● **SOURCE RECORDS**:
_ _ _

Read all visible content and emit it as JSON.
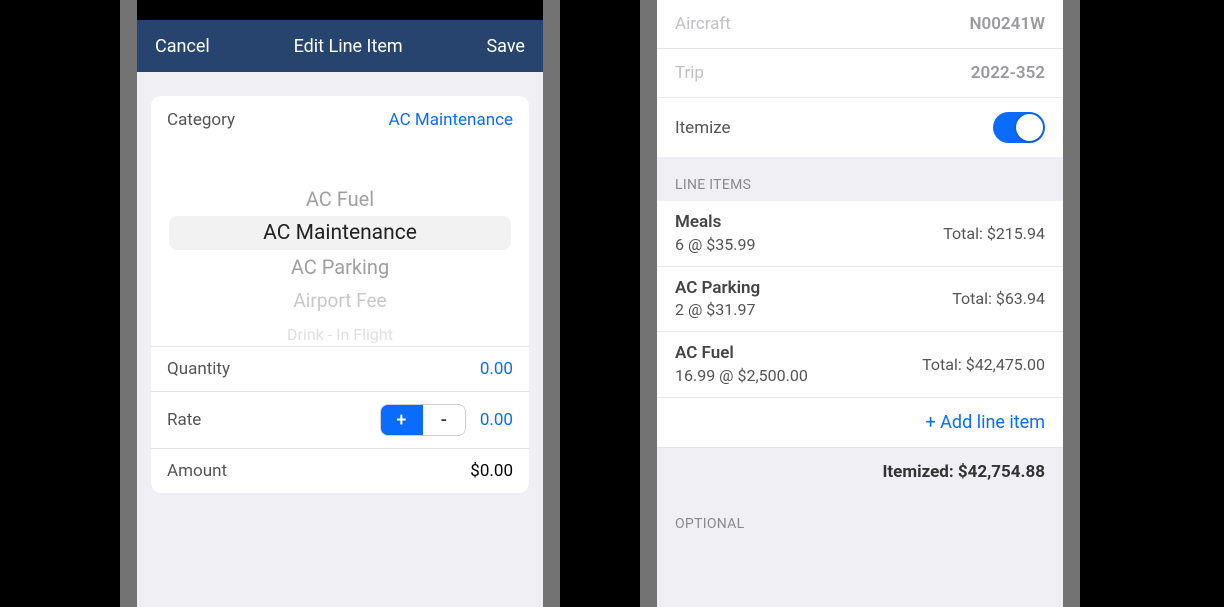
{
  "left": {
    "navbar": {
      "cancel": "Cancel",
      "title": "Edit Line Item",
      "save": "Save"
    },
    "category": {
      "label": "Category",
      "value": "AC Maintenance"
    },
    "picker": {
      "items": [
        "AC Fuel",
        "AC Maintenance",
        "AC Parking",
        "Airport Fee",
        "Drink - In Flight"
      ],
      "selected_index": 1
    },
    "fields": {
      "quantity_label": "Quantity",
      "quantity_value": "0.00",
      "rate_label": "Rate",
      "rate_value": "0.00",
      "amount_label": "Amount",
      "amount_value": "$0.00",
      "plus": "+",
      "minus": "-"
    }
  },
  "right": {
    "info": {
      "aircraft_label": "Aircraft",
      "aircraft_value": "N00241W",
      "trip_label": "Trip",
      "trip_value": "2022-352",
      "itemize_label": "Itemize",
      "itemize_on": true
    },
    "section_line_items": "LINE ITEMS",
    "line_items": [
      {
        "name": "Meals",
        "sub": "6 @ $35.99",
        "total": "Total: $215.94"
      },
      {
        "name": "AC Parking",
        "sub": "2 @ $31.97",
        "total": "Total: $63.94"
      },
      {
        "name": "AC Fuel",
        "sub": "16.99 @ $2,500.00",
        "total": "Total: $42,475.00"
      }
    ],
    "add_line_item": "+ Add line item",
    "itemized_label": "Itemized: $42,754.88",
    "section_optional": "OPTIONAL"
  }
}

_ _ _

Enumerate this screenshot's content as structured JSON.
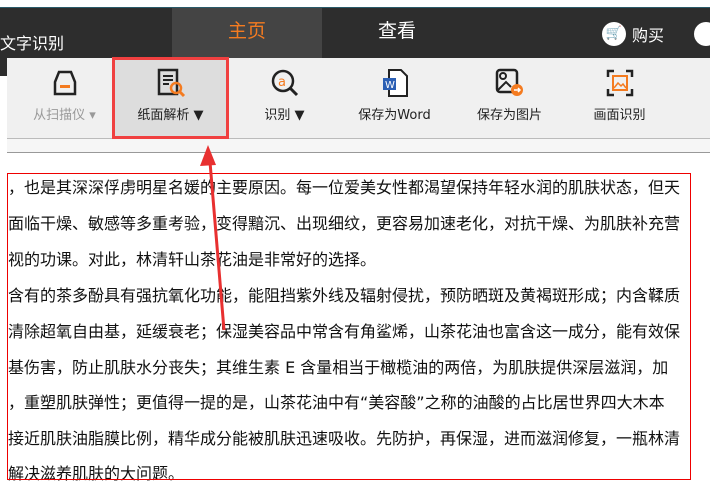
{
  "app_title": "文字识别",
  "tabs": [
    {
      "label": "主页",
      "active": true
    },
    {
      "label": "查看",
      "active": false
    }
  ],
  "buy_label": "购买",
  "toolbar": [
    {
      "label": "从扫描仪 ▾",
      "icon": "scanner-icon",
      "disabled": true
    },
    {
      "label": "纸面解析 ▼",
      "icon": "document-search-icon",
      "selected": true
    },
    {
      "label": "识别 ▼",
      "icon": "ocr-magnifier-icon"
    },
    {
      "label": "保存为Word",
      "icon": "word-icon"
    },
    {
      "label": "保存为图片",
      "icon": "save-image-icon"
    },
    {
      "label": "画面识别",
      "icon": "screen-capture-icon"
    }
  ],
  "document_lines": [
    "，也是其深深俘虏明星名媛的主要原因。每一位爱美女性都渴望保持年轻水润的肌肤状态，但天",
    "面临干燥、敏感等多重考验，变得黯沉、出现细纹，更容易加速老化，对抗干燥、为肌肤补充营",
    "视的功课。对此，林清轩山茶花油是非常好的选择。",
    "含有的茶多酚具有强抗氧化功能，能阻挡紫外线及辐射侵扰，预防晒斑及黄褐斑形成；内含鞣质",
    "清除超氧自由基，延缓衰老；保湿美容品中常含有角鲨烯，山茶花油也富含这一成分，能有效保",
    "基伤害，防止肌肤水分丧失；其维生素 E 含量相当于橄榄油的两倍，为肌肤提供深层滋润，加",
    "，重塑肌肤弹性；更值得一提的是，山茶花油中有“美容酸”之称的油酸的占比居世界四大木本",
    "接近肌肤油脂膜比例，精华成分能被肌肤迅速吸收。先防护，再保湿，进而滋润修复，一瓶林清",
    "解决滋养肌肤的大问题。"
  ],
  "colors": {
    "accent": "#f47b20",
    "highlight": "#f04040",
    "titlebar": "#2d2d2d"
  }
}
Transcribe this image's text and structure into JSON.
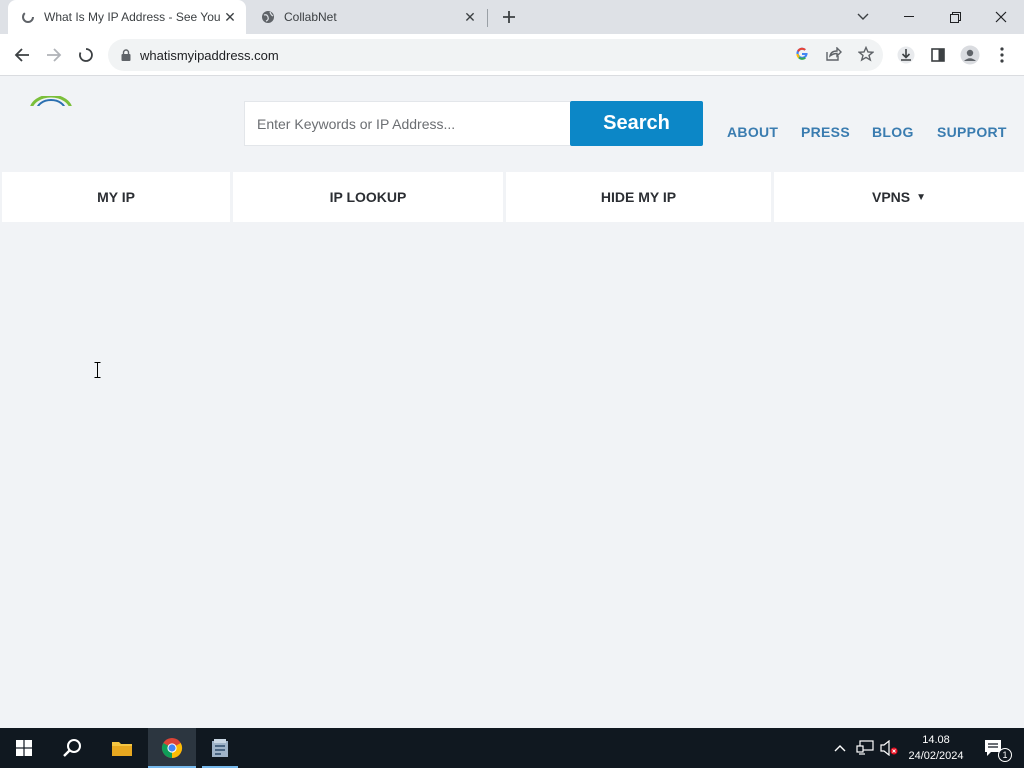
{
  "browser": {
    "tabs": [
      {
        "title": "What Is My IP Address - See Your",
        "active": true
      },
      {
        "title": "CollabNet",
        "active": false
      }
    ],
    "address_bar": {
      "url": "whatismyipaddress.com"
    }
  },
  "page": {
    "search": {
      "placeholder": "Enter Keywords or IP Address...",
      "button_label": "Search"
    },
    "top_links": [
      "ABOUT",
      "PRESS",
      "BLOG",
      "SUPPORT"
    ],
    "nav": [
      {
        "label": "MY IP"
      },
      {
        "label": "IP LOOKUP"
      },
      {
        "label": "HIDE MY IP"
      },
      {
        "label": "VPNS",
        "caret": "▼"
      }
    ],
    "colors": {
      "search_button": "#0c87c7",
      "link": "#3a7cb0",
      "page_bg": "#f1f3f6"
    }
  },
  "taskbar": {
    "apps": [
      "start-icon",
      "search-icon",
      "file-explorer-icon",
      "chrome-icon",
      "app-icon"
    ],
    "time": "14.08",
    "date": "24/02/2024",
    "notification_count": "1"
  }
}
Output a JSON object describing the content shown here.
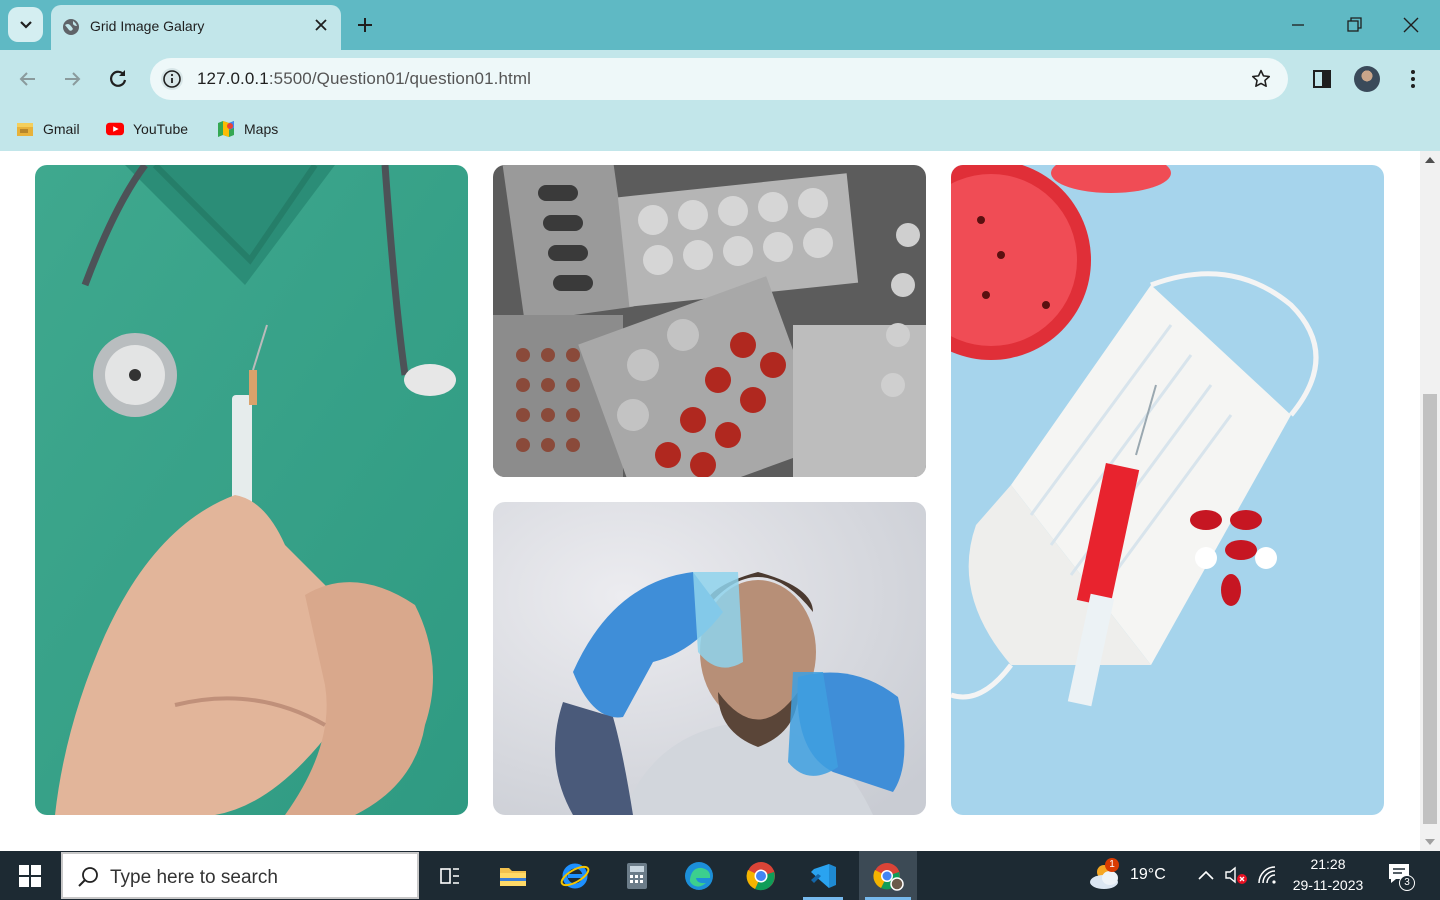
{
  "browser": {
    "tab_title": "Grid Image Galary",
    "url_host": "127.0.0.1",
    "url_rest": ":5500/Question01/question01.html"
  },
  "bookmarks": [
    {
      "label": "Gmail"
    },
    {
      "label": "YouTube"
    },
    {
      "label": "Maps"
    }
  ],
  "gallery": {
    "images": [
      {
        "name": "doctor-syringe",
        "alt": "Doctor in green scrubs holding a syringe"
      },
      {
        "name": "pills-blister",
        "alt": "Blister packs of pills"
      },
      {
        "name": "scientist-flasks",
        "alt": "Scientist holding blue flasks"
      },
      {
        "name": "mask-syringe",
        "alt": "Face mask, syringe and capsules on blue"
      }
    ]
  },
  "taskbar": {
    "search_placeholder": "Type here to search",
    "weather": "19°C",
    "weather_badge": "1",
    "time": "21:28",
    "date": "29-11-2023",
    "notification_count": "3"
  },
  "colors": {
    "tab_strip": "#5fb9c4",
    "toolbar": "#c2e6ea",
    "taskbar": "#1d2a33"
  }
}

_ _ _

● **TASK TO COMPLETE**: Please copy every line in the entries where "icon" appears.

● **TASK SOLUTION**:
      "icon": "scanner-icon",
      "icon": "document-search-icon",
      "icon": "ocr-magnifier-icon"
      "icon": "word-icon"
      "icon": "save-image-icon"
      "icon": "screen-capture-icon"
      "start-icon",
      "search-icon",
      "file-explorer-icon",
      "chrome-icon",
      "app-icon"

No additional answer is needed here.